(App and web page records)
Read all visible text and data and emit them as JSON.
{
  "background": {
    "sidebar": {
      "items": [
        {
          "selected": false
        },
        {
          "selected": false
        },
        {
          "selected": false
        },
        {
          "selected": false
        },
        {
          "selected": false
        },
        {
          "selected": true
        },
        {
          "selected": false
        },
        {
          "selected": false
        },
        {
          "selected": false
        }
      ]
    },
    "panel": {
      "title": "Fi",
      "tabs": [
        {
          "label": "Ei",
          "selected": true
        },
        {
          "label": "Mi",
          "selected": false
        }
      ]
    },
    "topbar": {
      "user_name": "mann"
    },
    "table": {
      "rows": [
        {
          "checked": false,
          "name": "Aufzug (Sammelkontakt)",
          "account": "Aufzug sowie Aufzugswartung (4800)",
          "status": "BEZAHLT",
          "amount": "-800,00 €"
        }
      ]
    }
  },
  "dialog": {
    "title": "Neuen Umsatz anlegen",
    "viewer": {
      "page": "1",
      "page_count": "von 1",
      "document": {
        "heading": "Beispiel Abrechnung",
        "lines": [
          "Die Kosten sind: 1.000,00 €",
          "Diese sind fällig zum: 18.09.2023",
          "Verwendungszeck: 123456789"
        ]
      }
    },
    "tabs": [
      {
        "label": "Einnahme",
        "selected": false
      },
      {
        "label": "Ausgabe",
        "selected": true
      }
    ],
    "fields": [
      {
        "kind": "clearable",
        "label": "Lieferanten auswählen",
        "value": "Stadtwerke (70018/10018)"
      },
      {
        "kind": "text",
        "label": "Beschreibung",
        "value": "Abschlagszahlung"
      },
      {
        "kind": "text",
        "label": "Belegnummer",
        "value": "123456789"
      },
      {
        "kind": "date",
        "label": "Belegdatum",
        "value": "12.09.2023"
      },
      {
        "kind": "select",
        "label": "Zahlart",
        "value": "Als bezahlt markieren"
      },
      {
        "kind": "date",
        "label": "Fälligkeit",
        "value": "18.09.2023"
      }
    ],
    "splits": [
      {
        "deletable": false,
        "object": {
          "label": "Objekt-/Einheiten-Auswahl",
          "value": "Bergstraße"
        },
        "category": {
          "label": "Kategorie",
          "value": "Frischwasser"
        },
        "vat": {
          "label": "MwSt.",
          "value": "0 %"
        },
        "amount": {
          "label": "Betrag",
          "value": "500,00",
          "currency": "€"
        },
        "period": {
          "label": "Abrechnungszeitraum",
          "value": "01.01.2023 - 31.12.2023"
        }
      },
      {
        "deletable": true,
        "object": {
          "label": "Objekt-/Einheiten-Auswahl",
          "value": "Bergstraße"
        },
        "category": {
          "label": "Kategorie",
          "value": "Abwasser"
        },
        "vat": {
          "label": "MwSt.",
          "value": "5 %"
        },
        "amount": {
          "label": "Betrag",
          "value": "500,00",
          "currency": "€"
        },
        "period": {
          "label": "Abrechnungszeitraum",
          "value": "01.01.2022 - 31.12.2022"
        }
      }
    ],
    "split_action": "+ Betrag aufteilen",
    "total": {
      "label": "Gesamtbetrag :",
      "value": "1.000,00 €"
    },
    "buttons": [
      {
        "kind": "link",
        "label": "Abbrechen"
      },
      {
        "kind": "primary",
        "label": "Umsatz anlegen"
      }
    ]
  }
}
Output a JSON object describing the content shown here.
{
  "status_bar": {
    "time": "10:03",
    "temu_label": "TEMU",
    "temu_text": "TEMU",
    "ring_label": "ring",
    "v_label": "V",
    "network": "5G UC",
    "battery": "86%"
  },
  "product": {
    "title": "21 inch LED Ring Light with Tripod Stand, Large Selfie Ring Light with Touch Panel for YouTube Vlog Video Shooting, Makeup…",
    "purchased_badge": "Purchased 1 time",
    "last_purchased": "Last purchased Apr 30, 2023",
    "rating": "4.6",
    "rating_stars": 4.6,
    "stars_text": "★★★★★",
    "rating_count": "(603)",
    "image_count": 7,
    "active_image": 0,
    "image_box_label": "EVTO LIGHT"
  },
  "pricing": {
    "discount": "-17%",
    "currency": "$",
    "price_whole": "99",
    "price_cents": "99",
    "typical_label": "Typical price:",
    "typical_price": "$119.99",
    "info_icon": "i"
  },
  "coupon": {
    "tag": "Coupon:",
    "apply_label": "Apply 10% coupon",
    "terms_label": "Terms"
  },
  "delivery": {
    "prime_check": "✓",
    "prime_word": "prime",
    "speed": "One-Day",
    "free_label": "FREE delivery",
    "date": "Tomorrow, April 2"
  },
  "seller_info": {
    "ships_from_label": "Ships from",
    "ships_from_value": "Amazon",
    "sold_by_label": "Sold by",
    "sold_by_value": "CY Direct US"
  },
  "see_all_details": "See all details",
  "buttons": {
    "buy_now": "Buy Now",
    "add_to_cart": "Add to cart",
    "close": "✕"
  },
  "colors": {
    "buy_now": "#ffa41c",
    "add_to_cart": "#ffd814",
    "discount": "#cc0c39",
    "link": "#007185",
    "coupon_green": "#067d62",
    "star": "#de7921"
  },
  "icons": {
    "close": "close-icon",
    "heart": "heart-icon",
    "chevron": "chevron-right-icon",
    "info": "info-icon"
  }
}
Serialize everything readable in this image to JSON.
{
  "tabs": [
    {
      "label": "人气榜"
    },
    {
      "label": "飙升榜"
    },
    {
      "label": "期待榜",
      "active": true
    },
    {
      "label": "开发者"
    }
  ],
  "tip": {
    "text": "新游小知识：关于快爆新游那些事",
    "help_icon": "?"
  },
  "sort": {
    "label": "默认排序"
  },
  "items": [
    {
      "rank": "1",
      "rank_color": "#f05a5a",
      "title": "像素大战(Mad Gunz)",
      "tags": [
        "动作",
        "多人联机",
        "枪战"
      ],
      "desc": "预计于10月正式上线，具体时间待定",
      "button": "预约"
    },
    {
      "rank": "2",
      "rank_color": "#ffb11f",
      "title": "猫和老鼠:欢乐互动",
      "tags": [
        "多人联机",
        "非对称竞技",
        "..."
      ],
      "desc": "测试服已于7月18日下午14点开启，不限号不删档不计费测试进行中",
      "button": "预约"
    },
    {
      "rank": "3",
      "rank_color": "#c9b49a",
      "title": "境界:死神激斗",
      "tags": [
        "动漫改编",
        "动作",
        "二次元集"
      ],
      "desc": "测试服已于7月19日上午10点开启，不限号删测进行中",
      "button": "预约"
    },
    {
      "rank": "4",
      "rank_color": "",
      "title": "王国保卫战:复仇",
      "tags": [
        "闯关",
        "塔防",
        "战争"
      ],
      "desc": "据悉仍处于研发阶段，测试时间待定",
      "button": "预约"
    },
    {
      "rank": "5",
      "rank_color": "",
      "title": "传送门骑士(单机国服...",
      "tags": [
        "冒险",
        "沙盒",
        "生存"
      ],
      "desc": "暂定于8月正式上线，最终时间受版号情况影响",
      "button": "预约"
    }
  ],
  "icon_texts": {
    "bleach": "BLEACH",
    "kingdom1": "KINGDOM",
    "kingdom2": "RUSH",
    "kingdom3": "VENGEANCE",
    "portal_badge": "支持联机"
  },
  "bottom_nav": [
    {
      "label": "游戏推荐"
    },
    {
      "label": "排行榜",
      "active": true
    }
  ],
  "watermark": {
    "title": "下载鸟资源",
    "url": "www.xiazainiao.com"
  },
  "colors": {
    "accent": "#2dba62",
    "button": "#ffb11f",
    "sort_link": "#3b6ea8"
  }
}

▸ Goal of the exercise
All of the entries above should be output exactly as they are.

▸ Result of the exercise
Read all visible text and data and emit them as JSON.
{
  "background": {
    "sidebar": {
      "items": [
        {
          "selected": false
        },
        {
          "selected": false
        },
        {
          "selected": false
        },
        {
          "selected": false
        },
        {
          "selected": false
        },
        {
          "selected": true
        },
        {
          "selected": false
        },
        {
          "selected": false
        },
        {
          "selected": false
        }
      ]
    },
    "panel": {
      "title": "Fi",
      "tabs": [
        {
          "label": "Ei",
          "selected": true
        },
        {
          "label": "Mi",
          "selected": false
        }
      ]
    },
    "topbar": {
      "user_name": "mann"
    },
    "table": {
      "rows": [
        {
          "checked": false,
          "name": "Aufzug (Sammelkontakt)",
          "account": "Aufzug sowie Aufzugswartung (4800)",
          "status": "BEZAHLT",
          "amount": "-800,00 €"
        }
      ]
    }
  },
  "dialog": {
    "title": "Neuen Umsatz anlegen",
    "viewer": {
      "page": "1",
      "page_count": "von 1",
      "document": {
        "heading": "Beispiel Abrechnung",
        "lines": [
          "Die Kosten sind: 1.000,00 €",
          "Diese sind fällig zum: 18.09.2023",
          "Verwendungszeck: 123456789"
        ]
      }
    },
    "tabs": [
      {
        "label": "Einnahme",
        "selected": false
      },
      {
        "label": "Ausgabe",
        "selected": true
      }
    ],
    "fields": [
      {
        "kind": "clearable",
        "label": "Lieferanten auswählen",
        "value": "Stadtwerke (70018/10018)"
      },
      {
        "kind": "text",
        "label": "Beschreibung",
        "value": "Abschlagszahlung"
      },
      {
        "kind": "text",
        "label": "Belegnummer",
        "value": "123456789"
      },
      {
        "kind": "date",
        "label": "Belegdatum",
        "value": "12.09.2023"
      },
      {
        "kind": "select",
        "label": "Zahlart",
        "value": "Als bezahlt markieren"
      },
      {
        "kind": "date",
        "label": "Fälligkeit",
        "value": "18.09.2023"
      }
    ],
    "splits": [
      {
        "deletable": false,
        "object": {
          "label": "Objekt-/Einheiten-Auswahl",
          "value": "Bergstraße"
        },
        "category": {
          "label": "Kategorie",
          "value": "Frischwasser"
        },
        "vat": {
          "label": "MwSt.",
          "value": "0 %"
        },
        "amount": {
          "label": "Betrag",
          "value": "500,00",
          "currency": "€"
        },
        "period": {
          "label": "Abrechnungszeitraum",
          "value": "01.01.2023 - 31.12.2023"
        }
      },
      {
        "deletable": true,
        "object": {
          "label": "Objekt-/Einheiten-Auswahl",
          "value": "Bergstraße"
        },
        "category": {
          "label": "Kategorie",
          "value": "Abwasser"
        },
        "vat": {
          "label": "MwSt.",
          "value": "5 %"
        },
        "amount": {
          "label": "Betrag",
          "value": "500,00",
          "currency": "€"
        },
        "period": {
          "label": "Abrechnungszeitraum",
          "value": "01.01.2022 - 31.12.2022"
        }
      }
    ],
    "split_action": "+ Betrag aufteilen",
    "total": {
      "label": "Gesamtbetrag :",
      "value": "1.000,00 €"
    },
    "buttons": [
      {
        "kind": "link",
        "label": "Abbrechen"
      },
      {
        "kind": "primary",
        "label": "Umsatz anlegen"
      }
    ]
  }
}
Output a JSON object describing the content shown here.
{
  "status_bar": {
    "time": "10:03",
    "temu_label": "TEMU",
    "temu_text": "TEMU",
    "ring_label": "ring",
    "v_label": "V",
    "network": "5G UC",
    "battery": "86%"
  },
  "product": {
    "title": "21 inch LED Ring Light with Tripod Stand, Large Selfie Ring Light with Touch Panel for YouTube Vlog Video Shooting, Makeup…",
    "purchased_badge": "Purchased 1 time",
    "last_purchased": "Last purchased Apr 30, 2023",
    "rating": "4.6",
    "rating_stars": 4.6,
    "stars_text": "★★★★★",
    "rating_count": "(603)",
    "image_count": 7,
    "active_image": 0,
    "image_box_label": "EVTO LIGHT"
  },
  "pricing": {
    "discount": "-17%",
    "currency": "$",
    "price_whole": "99",
    "price_cents": "99",
    "typical_label": "Typical price:",
    "typical_price": "$119.99",
    "info_icon": "i"
  },
  "coupon": {
    "tag": "Coupon:",
    "apply_label": "Apply 10% coupon",
    "terms_label": "Terms"
  },
  "delivery": {
    "prime_check": "✓",
    "prime_word": "prime",
    "speed": "One-Day",
    "free_label": "FREE delivery",
    "date": "Tomorrow, April 2"
  },
  "seller_info": {
    "ships_from_label": "Ships from",
    "ships_from_value": "Amazon",
    "sold_by_label": "Sold by",
    "sold_by_value": "CY Direct US"
  },
  "see_all_details": "See all details",
  "buttons": {
    "buy_now": "Buy Now",
    "add_to_cart": "Add to cart",
    "close": "✕"
  },
  "colors": {
    "buy_now": "#ffa41c",
    "add_to_cart": "#ffd814",
    "discount": "#cc0c39",
    "link": "#007185",
    "coupon_green": "#067d62",
    "star": "#de7921"
  },
  "icons": {
    "close": "close-icon",
    "heart": "heart-icon",
    "chevron": "chevron-right-icon",
    "info": "info-icon"
  }
}
Serialize everything readable in this image to JSON.
{
  "tabs": [
    {
      "label": "人气榜"
    },
    {
      "label": "飙升榜"
    },
    {
      "label": "期待榜",
      "active": true
    },
    {
      "label": "开发者"
    }
  ],
  "tip": {
    "text": "新游小知识：关于快爆新游那些事",
    "help_icon": "?"
  },
  "sort": {
    "label": "默认排序"
  },
  "items": [
    {
      "rank": "1",
      "rank_color": "#f05a5a",
      "title": "像素大战(Mad Gunz)",
      "tags": [
        "动作",
        "多人联机",
        "枪战"
      ],
      "desc": "预计于10月正式上线，具体时间待定",
      "button": "预约"
    },
    {
      "rank": "2",
      "rank_color": "#ffb11f",
      "title": "猫和老鼠:欢乐互动",
      "tags": [
        "多人联机",
        "非对称竞技",
        "..."
      ],
      "desc": "测试服已于7月18日下午14点开启，不限号不删档不计费测试进行中",
      "button": "预约"
    },
    {
      "rank": "3",
      "rank_color": "#c9b49a",
      "title": "境界:死神激斗",
      "tags": [
        "动漫改编",
        "动作",
        "二次元集"
      ],
      "desc": "测试服已于7月19日上午10点开启，不限号删测进行中",
      "button": "预约"
    },
    {
      "rank": "4",
      "rank_color": "",
      "title": "王国保卫战:复仇",
      "tags": [
        "闯关",
        "塔防",
        "战争"
      ],
      "desc": "据悉仍处于研发阶段，测试时间待定",
      "button": "预约"
    },
    {
      "rank": "5",
      "rank_color": "",
      "title": "传送门骑士(单机国服...",
      "tags": [
        "冒险",
        "沙盒",
        "生存"
      ],
      "desc": "暂定于8月正式上线，最终时间受版号情况影响",
      "button": "预约"
    }
  ],
  "icon_texts": {
    "bleach": "BLEACH",
    "kingdom1": "KINGDOM",
    "kingdom2": "RUSH",
    "kingdom3": "VENGEANCE",
    "portal_badge": "支持联机"
  },
  "bottom_nav": [
    {
      "label": "游戏推荐"
    },
    {
      "label": "排行榜",
      "active": true
    }
  ],
  "watermark": {
    "title": "下载鸟资源",
    "url": "www.xiazainiao.com"
  },
  "colors": {
    "accent": "#2dba62",
    "button": "#ffb11f",
    "sort_link": "#3b6ea8"
  }
}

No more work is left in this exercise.